Requirement
Look for "Soil" in each line of the records, and copy the lines that have it.

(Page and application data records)
=== Section Start ===
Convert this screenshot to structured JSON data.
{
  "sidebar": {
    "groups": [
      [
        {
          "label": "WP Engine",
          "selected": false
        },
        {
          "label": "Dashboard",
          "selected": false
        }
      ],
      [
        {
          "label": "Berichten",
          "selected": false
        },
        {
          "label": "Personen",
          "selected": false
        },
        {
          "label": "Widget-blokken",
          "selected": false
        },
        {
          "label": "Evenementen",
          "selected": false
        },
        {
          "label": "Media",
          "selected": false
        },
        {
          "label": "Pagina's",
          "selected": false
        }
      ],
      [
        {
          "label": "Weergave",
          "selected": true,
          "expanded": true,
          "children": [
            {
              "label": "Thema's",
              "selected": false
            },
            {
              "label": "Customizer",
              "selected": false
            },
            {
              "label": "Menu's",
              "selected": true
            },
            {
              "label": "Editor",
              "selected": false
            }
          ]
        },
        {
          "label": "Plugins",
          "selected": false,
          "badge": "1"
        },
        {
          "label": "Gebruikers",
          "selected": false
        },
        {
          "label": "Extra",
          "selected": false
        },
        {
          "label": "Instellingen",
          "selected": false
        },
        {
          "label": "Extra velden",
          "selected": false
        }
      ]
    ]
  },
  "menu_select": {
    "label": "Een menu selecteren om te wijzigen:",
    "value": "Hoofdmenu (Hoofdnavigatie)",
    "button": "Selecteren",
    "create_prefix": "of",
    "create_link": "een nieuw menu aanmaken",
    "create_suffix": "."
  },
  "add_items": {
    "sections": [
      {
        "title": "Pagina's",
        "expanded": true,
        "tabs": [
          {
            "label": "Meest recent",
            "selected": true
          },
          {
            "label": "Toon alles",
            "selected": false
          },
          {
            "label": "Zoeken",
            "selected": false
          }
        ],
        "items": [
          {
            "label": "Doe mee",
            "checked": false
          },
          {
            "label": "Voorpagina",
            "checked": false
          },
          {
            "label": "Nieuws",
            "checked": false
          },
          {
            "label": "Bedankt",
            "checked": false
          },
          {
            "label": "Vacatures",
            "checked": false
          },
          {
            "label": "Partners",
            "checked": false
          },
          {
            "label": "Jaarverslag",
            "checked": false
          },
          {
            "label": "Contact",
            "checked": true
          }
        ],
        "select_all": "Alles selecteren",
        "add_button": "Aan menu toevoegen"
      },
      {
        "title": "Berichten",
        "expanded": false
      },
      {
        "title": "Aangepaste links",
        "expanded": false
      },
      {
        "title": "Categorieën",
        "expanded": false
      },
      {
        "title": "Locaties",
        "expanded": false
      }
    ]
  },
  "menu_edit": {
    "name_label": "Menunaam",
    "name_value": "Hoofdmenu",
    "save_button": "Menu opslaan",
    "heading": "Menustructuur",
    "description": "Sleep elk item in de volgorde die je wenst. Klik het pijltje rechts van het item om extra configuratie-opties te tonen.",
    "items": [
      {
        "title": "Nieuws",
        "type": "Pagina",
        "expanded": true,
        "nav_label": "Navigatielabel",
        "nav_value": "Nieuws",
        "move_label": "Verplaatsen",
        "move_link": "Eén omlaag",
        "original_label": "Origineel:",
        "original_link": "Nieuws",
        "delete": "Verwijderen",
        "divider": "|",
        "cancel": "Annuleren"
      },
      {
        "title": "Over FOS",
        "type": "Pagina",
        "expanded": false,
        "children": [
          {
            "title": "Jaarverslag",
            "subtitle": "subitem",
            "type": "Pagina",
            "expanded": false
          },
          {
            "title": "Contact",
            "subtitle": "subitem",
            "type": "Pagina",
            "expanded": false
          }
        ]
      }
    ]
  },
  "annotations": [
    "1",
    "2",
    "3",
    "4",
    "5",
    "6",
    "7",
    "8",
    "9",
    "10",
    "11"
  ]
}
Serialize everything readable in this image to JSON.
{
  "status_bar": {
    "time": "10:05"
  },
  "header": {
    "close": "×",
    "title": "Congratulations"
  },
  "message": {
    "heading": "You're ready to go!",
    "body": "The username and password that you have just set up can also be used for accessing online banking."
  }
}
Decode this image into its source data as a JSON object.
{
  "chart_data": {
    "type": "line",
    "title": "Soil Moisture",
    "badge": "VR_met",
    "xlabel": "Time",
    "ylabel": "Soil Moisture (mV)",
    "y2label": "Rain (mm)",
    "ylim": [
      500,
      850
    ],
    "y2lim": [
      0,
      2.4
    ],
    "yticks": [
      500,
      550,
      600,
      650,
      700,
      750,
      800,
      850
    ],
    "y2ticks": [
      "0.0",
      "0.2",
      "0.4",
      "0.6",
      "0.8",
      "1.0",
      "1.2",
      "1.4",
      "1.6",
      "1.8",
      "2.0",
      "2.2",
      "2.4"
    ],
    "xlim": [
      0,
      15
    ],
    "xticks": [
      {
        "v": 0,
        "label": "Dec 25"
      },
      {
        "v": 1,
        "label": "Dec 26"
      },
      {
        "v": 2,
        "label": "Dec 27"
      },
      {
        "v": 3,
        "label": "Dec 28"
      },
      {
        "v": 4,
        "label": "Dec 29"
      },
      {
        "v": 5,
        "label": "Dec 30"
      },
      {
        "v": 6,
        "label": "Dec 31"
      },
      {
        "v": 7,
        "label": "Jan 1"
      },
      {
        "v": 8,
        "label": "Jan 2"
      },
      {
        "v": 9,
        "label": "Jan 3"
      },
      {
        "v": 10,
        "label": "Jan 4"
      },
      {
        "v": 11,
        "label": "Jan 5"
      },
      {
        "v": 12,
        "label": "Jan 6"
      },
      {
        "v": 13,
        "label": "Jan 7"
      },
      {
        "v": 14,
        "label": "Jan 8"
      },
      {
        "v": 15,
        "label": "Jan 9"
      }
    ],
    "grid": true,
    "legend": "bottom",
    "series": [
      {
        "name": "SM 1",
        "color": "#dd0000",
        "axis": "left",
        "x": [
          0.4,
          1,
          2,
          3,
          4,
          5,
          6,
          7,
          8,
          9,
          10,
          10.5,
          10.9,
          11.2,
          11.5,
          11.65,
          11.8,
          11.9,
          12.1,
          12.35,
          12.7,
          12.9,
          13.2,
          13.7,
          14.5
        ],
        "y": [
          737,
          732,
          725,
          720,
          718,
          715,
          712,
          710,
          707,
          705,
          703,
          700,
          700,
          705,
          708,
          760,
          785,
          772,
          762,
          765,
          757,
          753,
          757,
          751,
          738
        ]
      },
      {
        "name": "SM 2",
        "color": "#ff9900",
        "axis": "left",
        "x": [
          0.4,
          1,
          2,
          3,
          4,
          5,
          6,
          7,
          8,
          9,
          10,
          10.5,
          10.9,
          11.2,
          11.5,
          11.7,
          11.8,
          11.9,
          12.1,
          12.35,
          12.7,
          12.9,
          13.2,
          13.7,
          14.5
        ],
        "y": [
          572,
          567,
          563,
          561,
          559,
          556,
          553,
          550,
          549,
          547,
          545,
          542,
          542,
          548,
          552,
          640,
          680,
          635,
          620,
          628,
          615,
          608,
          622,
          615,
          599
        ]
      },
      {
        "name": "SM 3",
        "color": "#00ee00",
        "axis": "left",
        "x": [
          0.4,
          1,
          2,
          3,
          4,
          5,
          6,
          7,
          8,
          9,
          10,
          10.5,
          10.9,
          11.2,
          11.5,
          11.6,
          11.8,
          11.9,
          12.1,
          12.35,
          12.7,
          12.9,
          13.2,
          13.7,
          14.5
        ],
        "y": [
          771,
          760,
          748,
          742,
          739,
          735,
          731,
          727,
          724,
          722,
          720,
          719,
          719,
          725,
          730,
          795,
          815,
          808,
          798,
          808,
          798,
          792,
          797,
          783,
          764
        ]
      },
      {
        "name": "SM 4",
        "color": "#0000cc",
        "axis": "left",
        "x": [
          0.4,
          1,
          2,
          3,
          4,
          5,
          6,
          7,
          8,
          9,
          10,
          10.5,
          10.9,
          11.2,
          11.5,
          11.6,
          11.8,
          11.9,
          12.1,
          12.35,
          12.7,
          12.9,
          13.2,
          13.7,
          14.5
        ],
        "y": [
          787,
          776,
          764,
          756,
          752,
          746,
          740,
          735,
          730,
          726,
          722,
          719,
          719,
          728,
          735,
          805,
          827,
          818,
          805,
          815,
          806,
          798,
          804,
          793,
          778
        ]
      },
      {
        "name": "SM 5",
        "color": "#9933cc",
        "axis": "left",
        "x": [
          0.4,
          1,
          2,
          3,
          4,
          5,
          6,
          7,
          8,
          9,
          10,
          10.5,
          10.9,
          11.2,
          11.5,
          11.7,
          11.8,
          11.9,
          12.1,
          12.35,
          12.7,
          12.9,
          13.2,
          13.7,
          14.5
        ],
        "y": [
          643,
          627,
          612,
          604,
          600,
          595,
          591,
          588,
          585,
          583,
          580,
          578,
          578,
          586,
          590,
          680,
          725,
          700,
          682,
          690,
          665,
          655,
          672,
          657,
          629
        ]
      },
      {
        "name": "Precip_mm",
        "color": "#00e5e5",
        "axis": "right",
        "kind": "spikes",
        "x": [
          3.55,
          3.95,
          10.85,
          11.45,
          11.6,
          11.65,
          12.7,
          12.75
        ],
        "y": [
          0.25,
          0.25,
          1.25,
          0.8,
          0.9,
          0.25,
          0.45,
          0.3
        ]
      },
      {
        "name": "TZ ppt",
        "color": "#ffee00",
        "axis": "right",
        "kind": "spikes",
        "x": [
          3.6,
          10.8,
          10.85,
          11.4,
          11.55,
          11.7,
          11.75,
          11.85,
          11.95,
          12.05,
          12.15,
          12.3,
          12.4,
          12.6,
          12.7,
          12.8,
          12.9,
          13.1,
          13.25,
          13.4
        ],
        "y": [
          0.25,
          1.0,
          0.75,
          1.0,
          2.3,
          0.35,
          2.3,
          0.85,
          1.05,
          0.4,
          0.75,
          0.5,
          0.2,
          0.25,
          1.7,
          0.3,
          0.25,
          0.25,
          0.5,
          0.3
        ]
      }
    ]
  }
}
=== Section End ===
Your response
    "title": "Soil Moisture",
    "ylabel": "Soil Moisture (mV)",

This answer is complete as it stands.